Dataset rows for apps and sites
________________________
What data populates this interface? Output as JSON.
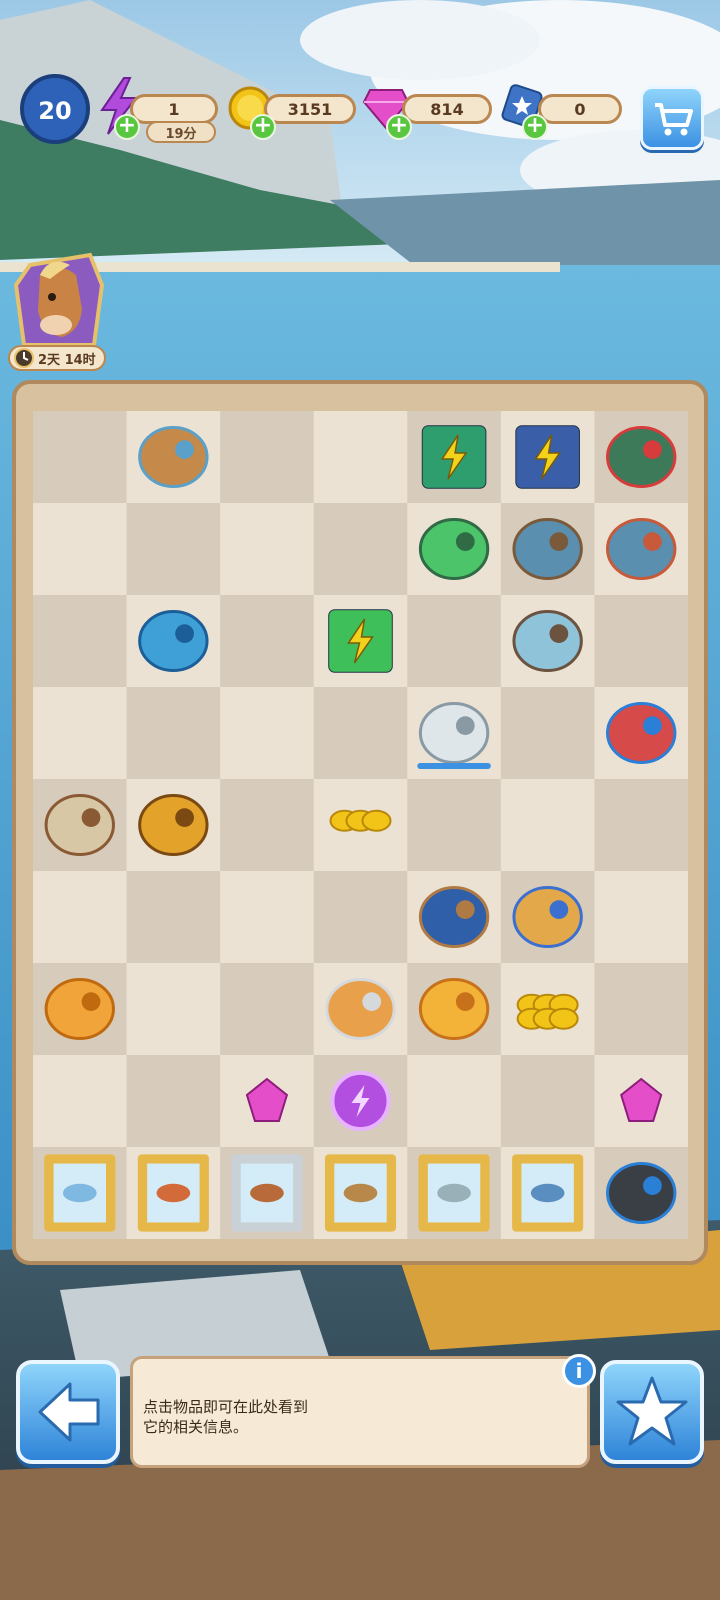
{
  "hud": {
    "level": "20",
    "energy": "1",
    "energy_timer": "19分",
    "coins": "3151",
    "gems": "814",
    "stars": "0"
  },
  "event": {
    "timer": "2天 14时"
  },
  "info": {
    "line1": "点击物品即可在此处看到",
    "line2": "它的相关信息。"
  },
  "colors": {
    "sea": "#4aa3d8",
    "board_light": "#ebe2d3",
    "board_dark": "#d7ccbb",
    "frame": "#b08a5e",
    "accent_blue": "#3c91e3",
    "plus_green": "#59c63f"
  },
  "board_items": [
    {
      "row": 0,
      "col": 1,
      "name": "fishing-stand"
    },
    {
      "row": 0,
      "col": 4,
      "name": "energy-tackle-box"
    },
    {
      "row": 0,
      "col": 5,
      "name": "energy-cabinet"
    },
    {
      "row": 0,
      "col": 6,
      "name": "fishing-net"
    },
    {
      "row": 1,
      "col": 4,
      "name": "fishing-lure"
    },
    {
      "row": 1,
      "col": 5,
      "name": "pond-grass"
    },
    {
      "row": 1,
      "col": 6,
      "name": "pond-rock"
    },
    {
      "row": 2,
      "col": 1,
      "name": "blue-star-shape"
    },
    {
      "row": 2,
      "col": 3,
      "name": "energy-pack"
    },
    {
      "row": 2,
      "col": 5,
      "name": "small-pond"
    },
    {
      "row": 3,
      "col": 4,
      "name": "glass-display-case"
    },
    {
      "row": 3,
      "col": 6,
      "name": "thread-spools"
    },
    {
      "row": 4,
      "col": 0,
      "name": "brush-and-comb"
    },
    {
      "row": 4,
      "col": 1,
      "name": "raincoat"
    },
    {
      "row": 4,
      "col": 3,
      "name": "coin-pile-small"
    },
    {
      "row": 5,
      "col": 4,
      "name": "grooming-brush"
    },
    {
      "row": 5,
      "col": 5,
      "name": "sponge-with-bow"
    },
    {
      "row": 6,
      "col": 0,
      "name": "feather-duster"
    },
    {
      "row": 6,
      "col": 3,
      "name": "fish-trophy"
    },
    {
      "row": 6,
      "col": 4,
      "name": "fishing-hat"
    },
    {
      "row": 6,
      "col": 5,
      "name": "coin-pile-large"
    },
    {
      "row": 7,
      "col": 2,
      "name": "pink-gem"
    },
    {
      "row": 7,
      "col": 3,
      "name": "energy-orb"
    },
    {
      "row": 7,
      "col": 6,
      "name": "pink-gems"
    }
  ],
  "bottom_row": [
    "eel-picture",
    "red-fish-picture",
    "scorpionfish-picture",
    "flounder-picture",
    "pike-picture",
    "swordfish-picture",
    "camera"
  ]
}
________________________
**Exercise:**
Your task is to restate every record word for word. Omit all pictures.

**Your response:**
What data populates this interface? Output as JSON.
{
  "hud": {
    "level": "20",
    "energy": "1",
    "energy_timer": "19分",
    "coins": "3151",
    "gems": "814",
    "stars": "0"
  },
  "event": {
    "timer": "2天 14时"
  },
  "info": {
    "line1": "点击物品即可在此处看到",
    "line2": "它的相关信息。"
  },
  "colors": {
    "sea": "#4aa3d8",
    "board_light": "#ebe2d3",
    "board_dark": "#d7ccbb",
    "frame": "#b08a5e",
    "accent_blue": "#3c91e3",
    "plus_green": "#59c63f"
  },
  "board_items": [
    {
      "row": 0,
      "col": 1,
      "name": "fishing-stand"
    },
    {
      "row": 0,
      "col": 4,
      "name": "energy-tackle-box"
    },
    {
      "row": 0,
      "col": 5,
      "name": "energy-cabinet"
    },
    {
      "row": 0,
      "col": 6,
      "name": "fishing-net"
    },
    {
      "row": 1,
      "col": 4,
      "name": "fishing-lure"
    },
    {
      "row": 1,
      "col": 5,
      "name": "pond-grass"
    },
    {
      "row": 1,
      "col": 6,
      "name": "pond-rock"
    },
    {
      "row": 2,
      "col": 1,
      "name": "blue-star-shape"
    },
    {
      "row": 2,
      "col": 3,
      "name": "energy-pack"
    },
    {
      "row": 2,
      "col": 5,
      "name": "small-pond"
    },
    {
      "row": 3,
      "col": 4,
      "name": "glass-display-case"
    },
    {
      "row": 3,
      "col": 6,
      "name": "thread-spools"
    },
    {
      "row": 4,
      "col": 0,
      "name": "brush-and-comb"
    },
    {
      "row": 4,
      "col": 1,
      "name": "raincoat"
    },
    {
      "row": 4,
      "col": 3,
      "name": "coin-pile-small"
    },
    {
      "row": 5,
      "col": 4,
      "name": "grooming-brush"
    },
    {
      "row": 5,
      "col": 5,
      "name": "sponge-with-bow"
    },
    {
      "row": 6,
      "col": 0,
      "name": "feather-duster"
    },
    {
      "row": 6,
      "col": 3,
      "name": "fish-trophy"
    },
    {
      "row": 6,
      "col": 4,
      "name": "fishing-hat"
    },
    {
      "row": 6,
      "col": 5,
      "name": "coin-pile-large"
    },
    {
      "row": 7,
      "col": 2,
      "name": "pink-gem"
    },
    {
      "row": 7,
      "col": 3,
      "name": "energy-orb"
    },
    {
      "row": 7,
      "col": 6,
      "name": "pink-gems"
    }
  ],
  "bottom_row": [
    "eel-picture",
    "red-fish-picture",
    "scorpionfish-picture",
    "flounder-picture",
    "pike-picture",
    "swordfish-picture",
    "camera"
  ]
}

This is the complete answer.